I can go on and on here with other examples, but you get the idea.
This might come across as me defending Google, but to be clear, I’m not a huge fan of the company. I do think the Chrome browser is a legitimate monopoly over the web as we know it, and there are a few examples of Google using that power in a way that only benefits its own products and services. It’s absolutely a conflict of interest for the same group to own the most popular web browser, sell computers (Chromebooks) that can only use that browser and nothing else, control most online advertising, and run one of the largest video sharing platforms. The relationship between all those parts should be scrutinized, like with the current antitrust case in the US.
I honestly cannot think of another recent situation where so many tech news outlets and enthusiasts are just not checking basic information, which is why I’m still talking about this. Worse, all the bad reporting gets repeated and reposted all over social media, because it reinforces the incredibly popular world view that Google is evil.
I don’t intend for this to be a criticism of specific writers. I’ve been in the tech journalism industry for over seven years, and I’m fully aware that most people in this space are underpaid and overworked. Also, we’re all humans who mess up sometimes, and that’s okay.

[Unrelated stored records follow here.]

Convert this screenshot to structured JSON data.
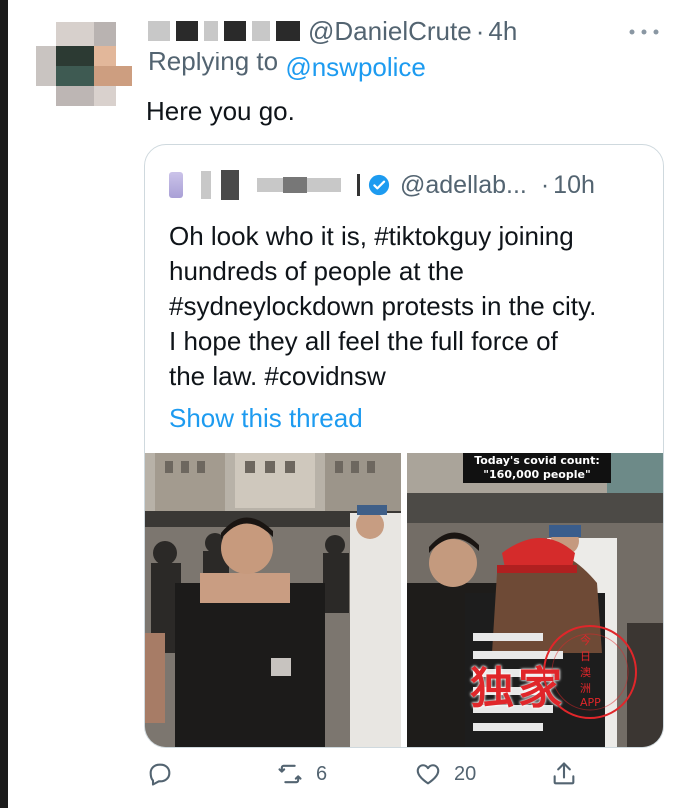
{
  "tweet": {
    "handle": "@DanielCrute",
    "time_sep": "·",
    "time": "4h",
    "replying_prefix": "Replying to",
    "replying_handle": "@nswpolice",
    "text": "Here you go.",
    "more_icon": "ellipsis-icon"
  },
  "quote": {
    "handle": "@adellab...",
    "time_sep": "·",
    "time": "10h",
    "lines": [
      "Oh look who it is, #tiktokguy joining",
      "hundreds of people at the",
      "#sydneylockdown protests in the city.",
      "I hope they all feel the full force of",
      "the law. #covidnsw"
    ],
    "show_thread": "Show this thread",
    "photo_caption_1": "Today's covid count:",
    "photo_caption_2": "\"160,000 people\""
  },
  "actions": {
    "reply_icon": "reply-icon",
    "retweet_icon": "retweet-icon",
    "retweet_count": "6",
    "like_icon": "heart-icon",
    "like_count": "20",
    "share_icon": "share-icon"
  },
  "watermark": {
    "main": "独家",
    "sub": "今日澳洲APP"
  },
  "colors": {
    "accent": "#1d9bf0",
    "secondary_text": "#536471",
    "border": "#cfd9de"
  }
}
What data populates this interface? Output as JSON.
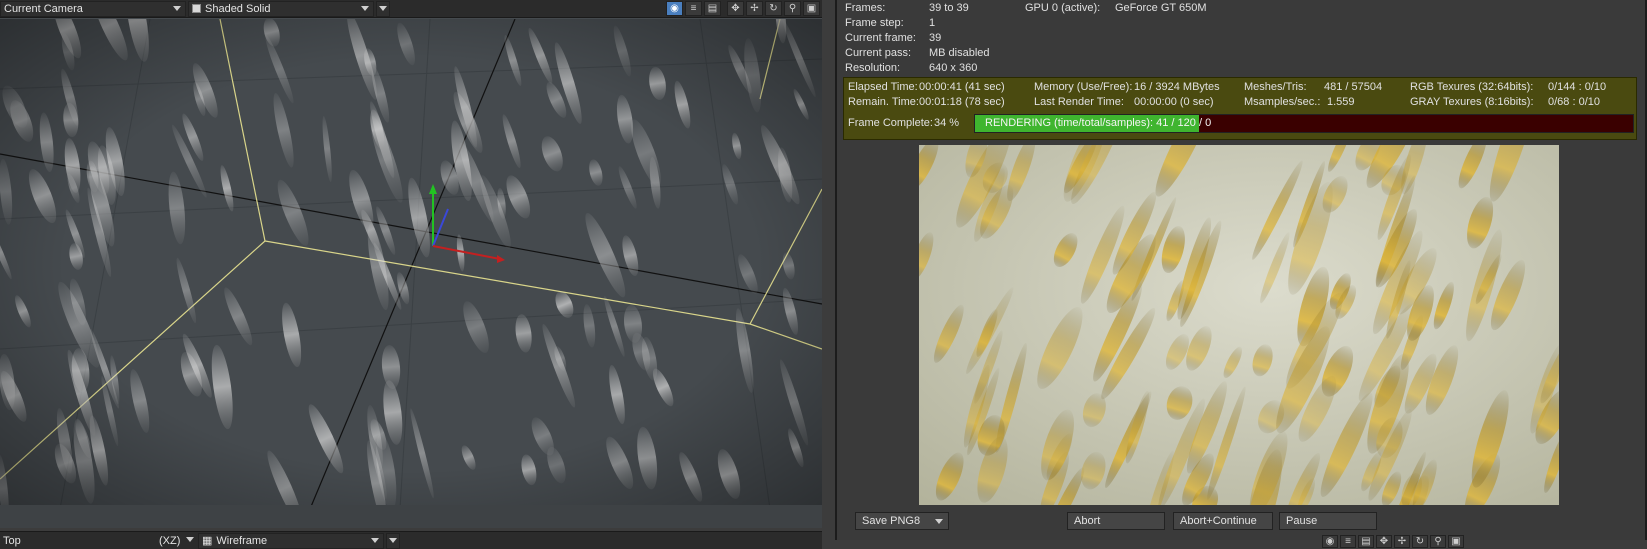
{
  "viewport": {
    "camera": "Current Camera",
    "shading": "Shaded Solid",
    "bottom_view": "Top",
    "bottom_axis": "(XZ)",
    "bottom_shading": "Wireframe",
    "toolbar_icons": [
      "camera-icon",
      "list-icon",
      "render-settings-icon",
      "move-icon",
      "pan-icon",
      "rotate-icon",
      "zoom-icon",
      "maximize-icon"
    ]
  },
  "stats": {
    "frames_label": "Frames:",
    "frames_value": "39 to 39",
    "gpu_label": "GPU 0 (active):",
    "gpu_value": "GeForce GT 650M",
    "step_label": "Frame step:",
    "step_value": "1",
    "current_frame_label": "Current frame:",
    "current_frame_value": "39",
    "pass_label": "Current pass:",
    "pass_value": "MB disabled",
    "resolution_label": "Resolution:",
    "resolution_value": "640 x 360"
  },
  "render": {
    "elapsed_label": "Elapsed Time:",
    "elapsed_value": "00:00:41 (41 sec)",
    "remain_label": "Remain. Time:",
    "remain_value": "00:01:18 (78 sec)",
    "memory_label": "Memory (Use/Free):",
    "memory_value": "16 / 3924 MBytes",
    "last_render_label": "Last Render Time:",
    "last_render_value": "00:00:00 (0 sec)",
    "meshes_label": "Meshes/Tris:",
    "meshes_value": "481 / 57504",
    "msamples_label": "Msamples/sec.:",
    "msamples_value": "1.559",
    "rgb_label": "RGB Texures (32:64bits):",
    "rgb_value": "0/144 : 0/10",
    "gray_label": "GRAY Texures (8:16bits):",
    "gray_value": "0/68 : 0/10",
    "frame_complete_label": "Frame Complete:",
    "frame_complete_value": "34 %",
    "progress_text": "RENDERING (time/total/samples): 41 / 120 / 0",
    "progress_fraction": 0.34
  },
  "buttons": {
    "save_format": "Save PNG8",
    "abort": "Abort",
    "abort_continue": "Abort+Continue",
    "pause": "Pause"
  },
  "colors": {
    "progress_fill": "#3fb52f",
    "progress_track": "#3a0000",
    "status_panel": "#4a4a10",
    "viewport_bg": "#454a4e"
  }
}
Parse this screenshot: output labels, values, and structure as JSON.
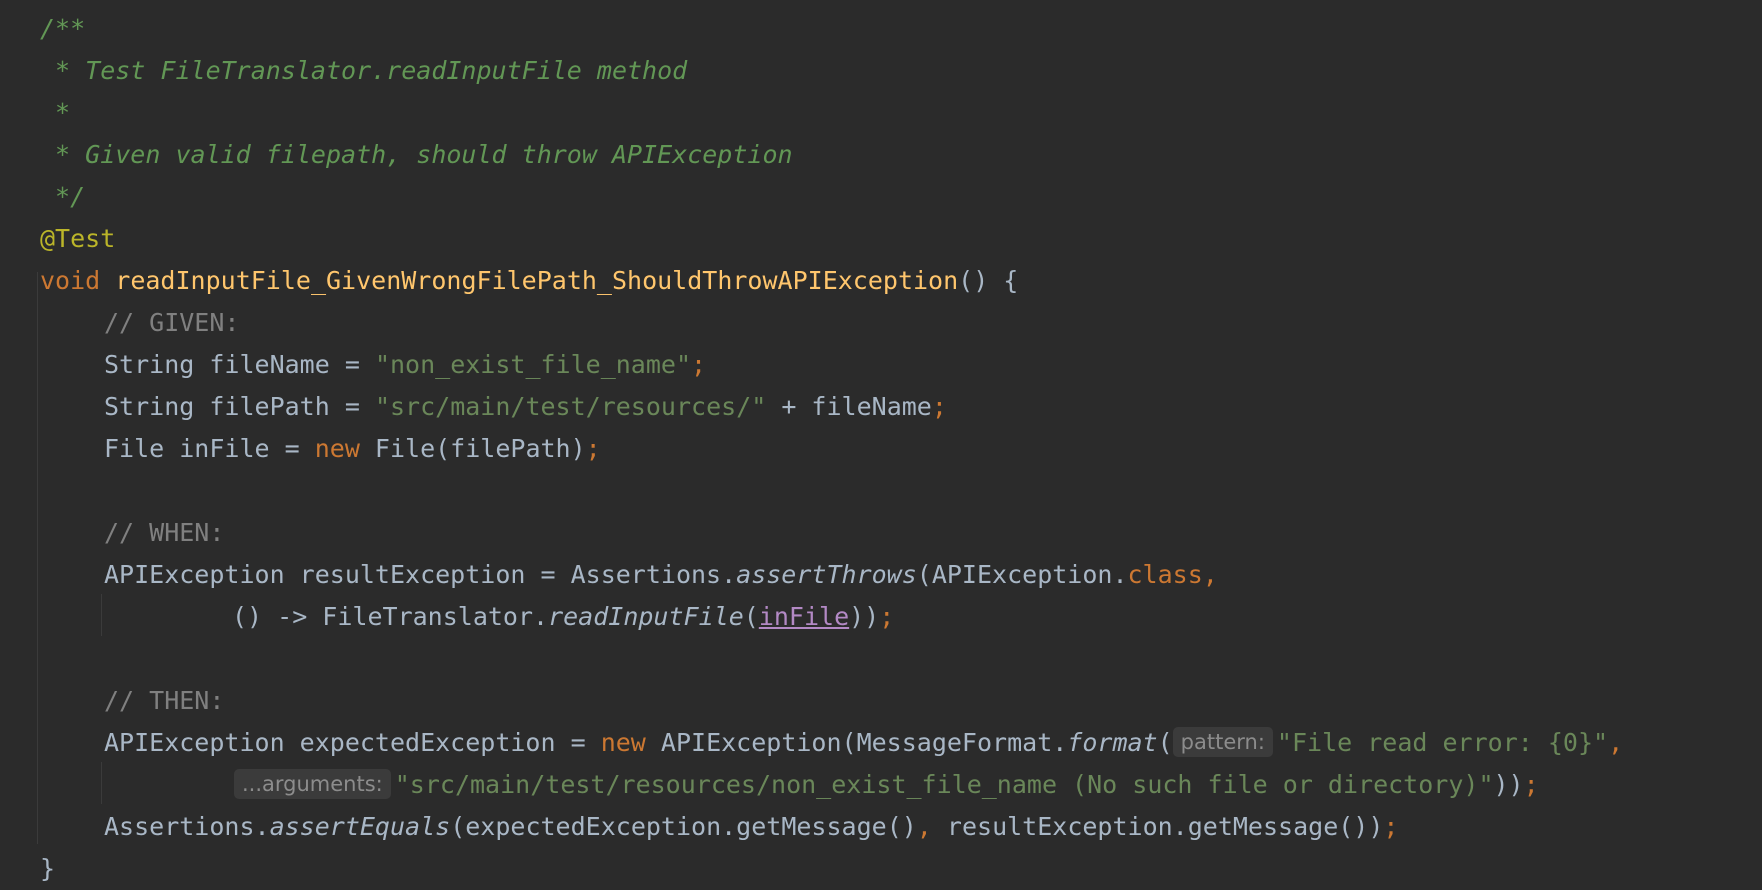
{
  "editor": {
    "javadoc": {
      "open": "/**",
      "line1": " * Test FileTranslator.readInputFile method",
      "line2": " *",
      "line3": " * Given valid filepath, should throw APIException",
      "close": " */"
    },
    "annotation": "@Test",
    "method": {
      "keyword_void": "void",
      "name": "readInputFile_GivenWrongFilePath_ShouldThrowAPIException",
      "signature_tail": "() {"
    },
    "comment_given": "// GIVEN:",
    "line_filename": {
      "decl": "String fileName = ",
      "value": "\"non_exist_file_name\"",
      "semi": ";"
    },
    "line_filepath": {
      "decl": "String filePath = ",
      "value": "\"src/main/test/resources/\"",
      "tail": " + fileName",
      "semi": ";"
    },
    "line_infile": {
      "decl": "File inFile = ",
      "kw_new": "new",
      "tail": " File(filePath)",
      "semi": ";"
    },
    "comment_when": "// WHEN:",
    "line_result": {
      "decl": "APIException resultException = Assertions.",
      "method": "assertThrows",
      "args": "(APIException.",
      "kw_class": "class",
      "comma": ","
    },
    "line_lambda": {
      "head": "() -> FileTranslator.",
      "method": "readInputFile",
      "open": "(",
      "param": "inFile",
      "close": "))",
      "semi": ";"
    },
    "comment_then": "// THEN:",
    "line_expected": {
      "decl": "APIException expectedException = ",
      "kw_new": "new",
      "mid": " APIException(MessageFormat.",
      "method": "format",
      "open": "(",
      "hint_pattern": "pattern:",
      "value": "\"File read error: {0}\"",
      "comma": ","
    },
    "line_arguments": {
      "hint_arguments": "...arguments:",
      "value": "\"src/main/test/resources/non_exist_file_name (No such file or directory)\"",
      "close": "))",
      "semi": ";"
    },
    "line_assert": {
      "head": "Assertions.",
      "method": "assertEquals",
      "arg1": "(expectedException.getMessage()",
      "comma": ",",
      "arg2": " resultException.getMessage())",
      "semi": ";"
    },
    "closing_brace": "}"
  }
}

The changes to Chrome extensions are pretty technical, most people don’t like online ads, and a lot of tech journalists are not software developers or have the time to check every detail. Those factors, combined with some of the companies behind ad blockers looking for free advertising in news coverage, had turned this entire discourse into a complete mess.